A pink supermoon will rise over Britain tonight, offering the best chance to see a ‘supermoon’ this year.
It’s not actually pink, of course, a ‘Pink Moon’ is the term for the second full moon in April, but it’s the third supermoon so far this year.
Supermoons (or perigean full moons) can be up to 14% bigger and 30% brighter than normal full moons – and are closer due to the moon’s orbit.
Read more: What is a supermoon?
This Thursday’s will come as close as 221,772 miles from us, meaning it will appear larger and brighter in the sky.
The term ‘supermoon’ was coined in 1979, with NASA saying, ‘When a full moon appears at perigee [its closest point to Earth] it is slightly brighter and larger than a regular full moon - and that's where we get a “supermoon”.’
The best times to see this week’s is at moonrise on Tuesday night or at moonset on Wednesday, at which point it will be close to the horizon.
Be sure to look up tonight as a #supermoon will be gracing our night sky.— Institute of Physics (@PhysicsNews) April 7, 2020
Officially known as a perigean full moon, this event occurs when the full moon is at its closest point to the Earth, making it appear bigger and brighter. 🌕 #sciencefromhome pic.twitter.com/yaZmm8w3gE
The term ‘Pink Moon’ comes from a spring flower, Wild Ground Phlox, also known as Moss Phlox which grows in North America, and appear at the time of April’s full moon.
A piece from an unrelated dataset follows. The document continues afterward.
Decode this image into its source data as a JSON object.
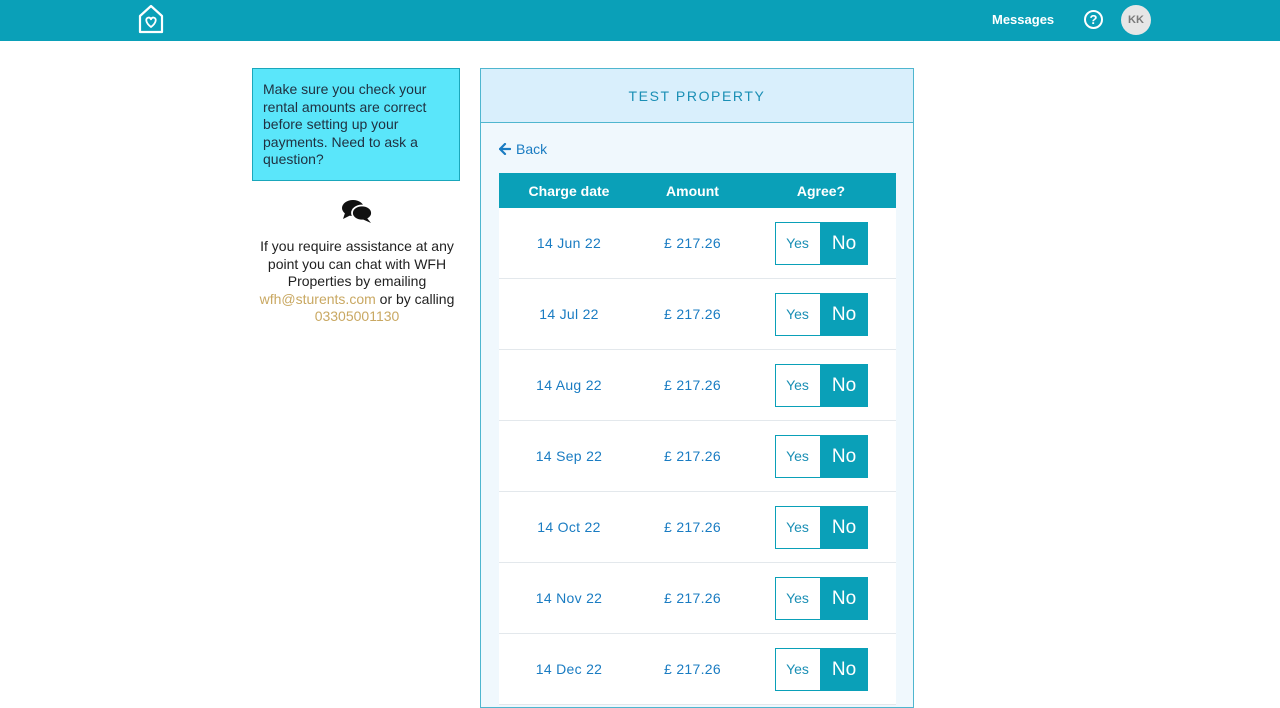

The full moon is linked to the date of Easter, with Easter falling on the Sunday after the full moon that appears after the spring equinox.
The rules date from the First Council of Nicaea in 325BC, with the council deciding that the moon would help pilgrims travel for Easter.
It’s also referred to as the Egg Moon, Sprouting Grass Moon, Growing Moon or Full Fish Moon.
April’s supermoon is the third of the year, following the worm moon on March 9.
The next full moon is referred to as the Flower Moon, which takes place on May 7.